Federalists and Anti-Federalists
In what ways did the Constitution seek
to erect barriers against “mobocracy?”
“Mobocracy”- the rule/domination by the
• federal judges were appointed for life
• the president was to be indirectly elected by
the Electoral College
• senators were to be chosen indirectly by state
What democratic elements existed in
the Constitution?
• It was based on two main principles of
republicanism– government was based on the consent of the
– Limited government
• Ratification- approval
• Ratify- to approve
• Ratification of the Constitution required the
approval of 9 states
• Special ratifying conventions (meetings) were
held in each state
• Federalists supported ratification
• Anti-Federalists opposed it
The Great Debate in
the States
• Special elections held for members of
ratifying conventions
– Candidates—federalist or antifederalist—were
elected based on whether they were for or were
against Constitution
• Four small states quickly accepted Constitution
• Pennsylvania was first large state to ratify
• Massachusetts presented challenges, including
demand for bill of rights
• Wanted a strong federal government (thus the
• Generally lived along the seaboard
• Generally wealthier, more educated, and
better organized than the Anti-Federalists.
• Led by James Madison, Alexander Hamilton
and John Jay
– Wrote The Federalist Papers
In Federalist No.10 and Federalist
No. 51,
Madison argued that a strong
national government and the
Constitution’s system of checks
and balances would strengthen
In Federalist No. 78, Hamilton
wrote of the importance of a
judicial branch to protect liberty.
A copy of The Federalist
signed by George Washington
• Sam Adams, Patrick Henry, John Hancock,
Richard Henry Lee
• Generally states’ rights proponents,
backcountry people, small farmers
• Generally the poorest classes
• Feared that a strong federal government
would take away their liberties
• Believed a bill of rights was necessary
• Competing interests in a
large republic would
ensure that no one group

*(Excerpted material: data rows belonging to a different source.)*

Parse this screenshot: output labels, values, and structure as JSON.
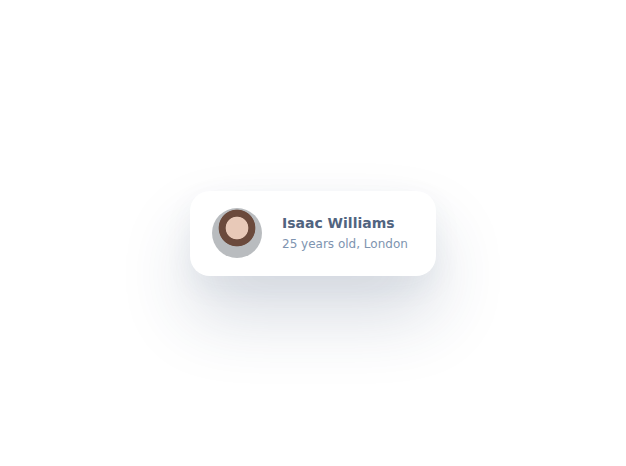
{
  "profile": {
    "name": "Isaac Williams",
    "details": "25 years old, London"
  }
}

would be able to ignore
the rights of everyone
• A strong gov’t is needed
for protection from
foreign nations
• A strong gov’t is needed

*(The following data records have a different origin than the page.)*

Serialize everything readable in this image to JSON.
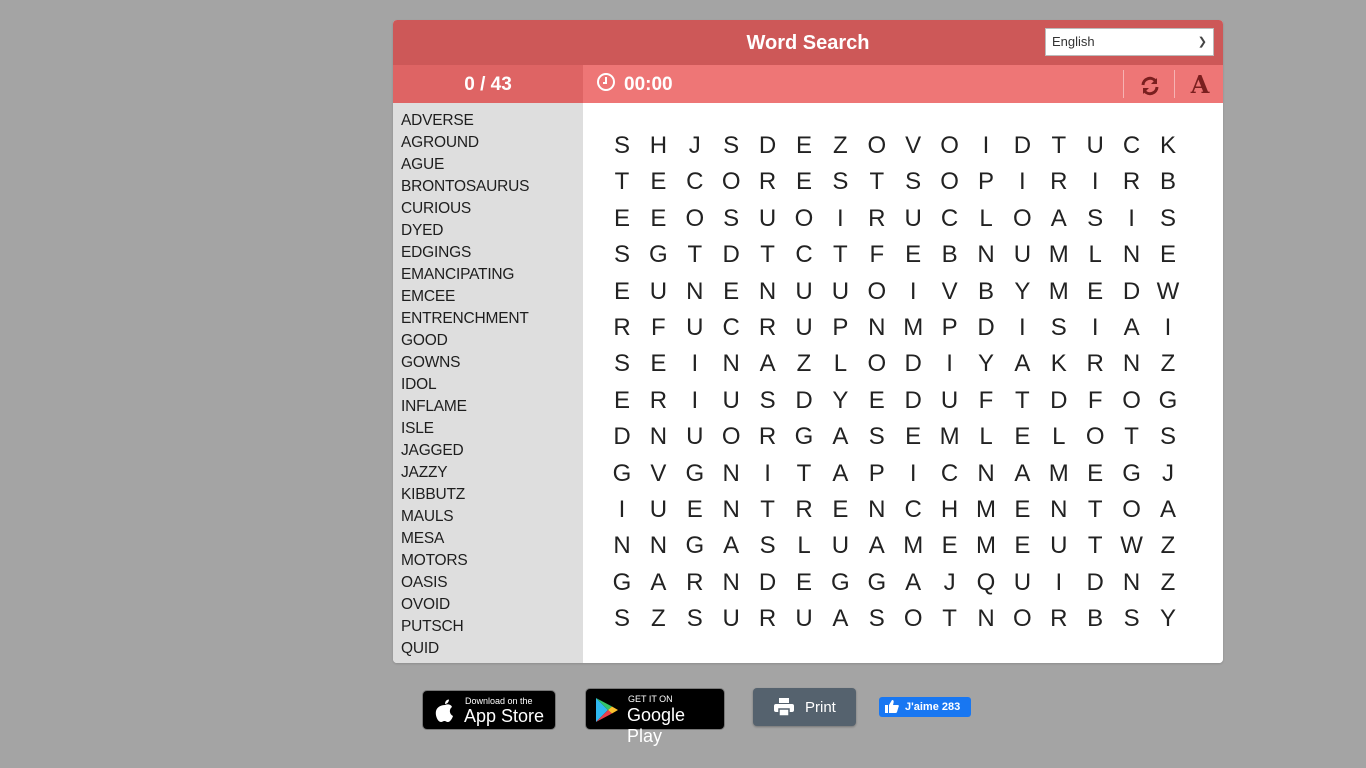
{
  "header": {
    "title": "Word Search",
    "language": {
      "selected": "English"
    }
  },
  "toolbar": {
    "found_count": "0 / 43",
    "timer": "00:00",
    "refresh_icon": "refresh-icon",
    "font_icon_label": "A"
  },
  "colors": {
    "title_bar": "#cd5858",
    "toolbar": "#ee7676",
    "counter_bg": "#de6464",
    "wordlist_bg": "#dedede",
    "icon_color": "#7a1f1f",
    "page_bg": "#a4a4a4"
  },
  "word_list": [
    "ADVERSE",
    "AGROUND",
    "AGUE",
    "BRONTOSAURUS",
    "CURIOUS",
    "DYED",
    "EDGINGS",
    "EMANCIPATING",
    "EMCEE",
    "ENTRENCHMENT",
    "GOOD",
    "GOWNS",
    "IDOL",
    "INFLAME",
    "ISLE",
    "JAGGED",
    "JAZZY",
    "KIBBUTZ",
    "MAULS",
    "MESA",
    "MOTORS",
    "OASIS",
    "OVOID",
    "PUTSCH",
    "QUID"
  ],
  "grid": [
    "SHJSDEZOVOIDTUCK",
    "TECORESTSOPIRIRB",
    "EEOSUOIRUCLOASIS",
    "SGTDTCTFEBNUMLNE",
    "EUNENUUOIVBYMEDW",
    "RFUCRUPNMPDISIAI",
    "SEINAZLODIYAKRNZ",
    "ERIUSDYEDUFTDFOG",
    "DNUORGASEMLELOTS",
    "GVGNITAPICNAMEGJ",
    "IUENTRENCHMENTOA",
    "NNGASLUAMEMEUTWZ",
    "GARNDEGGAJQUIDNZ",
    "SZSURUASOTNORBSY"
  ],
  "footer": {
    "app_store": {
      "small": "Download on the",
      "big": "App Store"
    },
    "google_play": {
      "small": "GET IT ON",
      "big": "Google Play"
    },
    "print_label": "Print",
    "like_label": "J'aime 283"
  }
}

to pay the nation’s debts
and provide a stable
• Republican gov’t works
better in smaller areas
• Government should be
close to the people
• Citizens rights should be
• Vague wording might lead
to an abuse of power
Why do the Federalists win?
• They had a very effective and well-organized
• George Washington and Ben Franklin (most
respected men in America) supported the
• The Federalist Papers were very persuasive
• The promise to add a bill of rights swayed
some Anti-Federalists
Map 9-4 p174
• June 1788 the Constitution was officially
Table 9-3 p175
Congress convened in New York’s Federal Hall
on March 4, 1789 to:
• Elect a first president (George Washington) and vice
president (John Adams).
• Add a Bill of Rights.
The last two states, Rhode Island and North Carolina,
now reconsidered earlier rejections and ratified as
well, bringing the total to 13 states.
• He used Virginia’s Bill of
Rights as a model.
James Madison was
to create a Bill of
• Madison avoided any
statements about equality
that might offend the slave
• Ten amendments guaranteed
individual freedoms.
• To prevent future abuse or
limitations on freedom, any
unmentioned rights were
retained by the people.
The Bill of Rights
The Bill of Rights